= Building from source =
 +
 
 +
: ''Main article: [[Building]]''
  
 
[[Category:Installation]]
 
[[Category:Installation]]
 
[[Category:GNU/Linux]]
 
[[Category:GNU/Linux]]

Revision as of 17:43, 23 October 2019

Distributions

The recommended way for installing Octave on GNU/Linux systems is via each distribution's package installation system. If this is for some reason not possible, or the available Octave version too old, consider using a distribution independent approach described below or Building Octave from source.

Arch Linux

Main article: Octave for Arch Linux
pacman -S octave

Debian and Debian-based (such as Ubuntu)

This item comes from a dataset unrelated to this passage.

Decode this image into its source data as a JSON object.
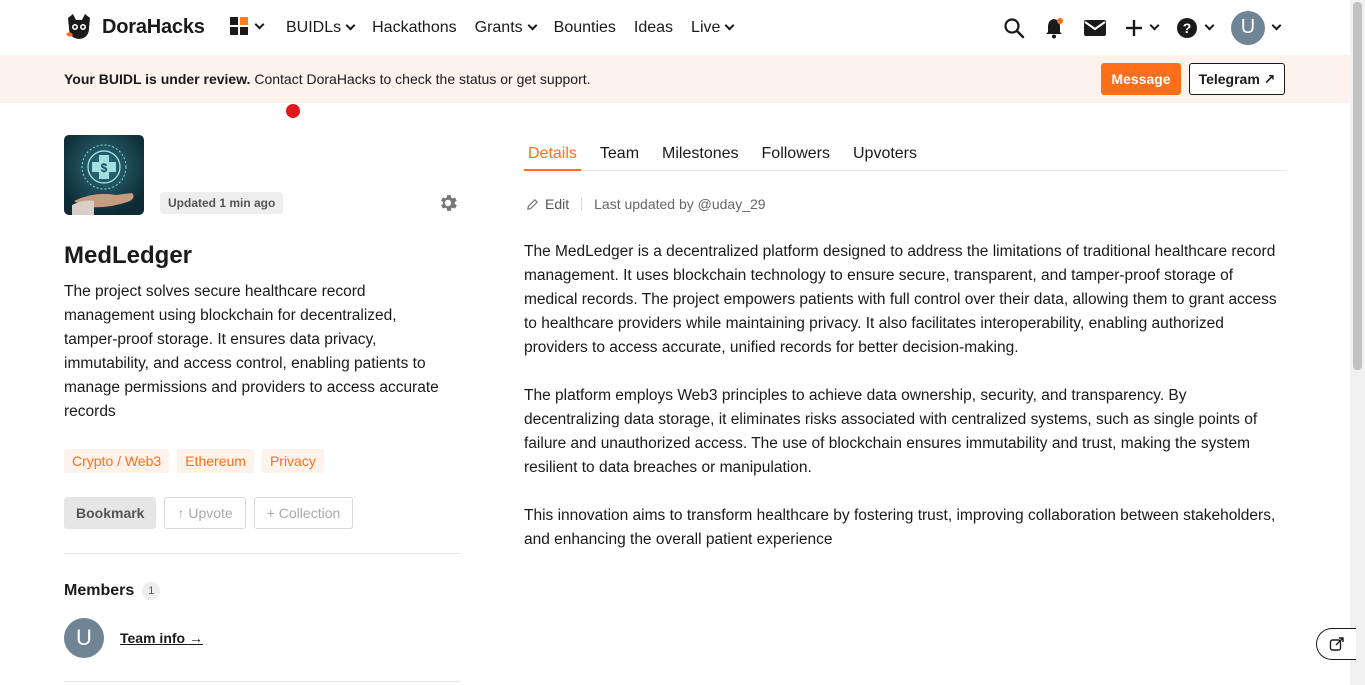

Main article: Octave for Debian systems
apt install octave
apt install liboctave-dev  # development files

Fedora

Main article: Octave for Red Hat Linux systems
dnf install octave
dnf install octave-devel  # development files

Gentoo

emerge --ask sci-mathematics/octave

openSUSE and SUSE Linux Enterprise

Main article: Octave for openSUSE
zypper install octave
zypper install octave-devel  # development files

Red Hat Enterprise/CentOS

Main article: Octave for Red Hat Linux systems
yum install epel-release
yum install octave
yum install octave-devel  # development files

If the above does not work, follow these instructions to set up your system to install packages from EPEL.

Slackware

Main article: Octave for Slackware

Distribution independent

Using a distribution independent approach is particularly useful if you have an older GNU/Linux distribution or if you do not have root access on your system. A common drawback of this approach is, that these solutions are running in some kind of sandbox. Thus limitations in the communication with the underlying system may exist. For example, executing system binaries outside the sandbox might be impossible.

Docker

docker pull mtmiller/octave

Flatpak

flatpak install flathub org.octave.Octave

Guix

Homebrew on Linux

"Homebrew on Linux" was formerly a fork known as Linuxbrew. It is possible to install the current release of Octave or the development version and any needed dependencies within your home directory.

brew install octave

MXE

Snap

snap install octave --beta

Building from source

Main article: Building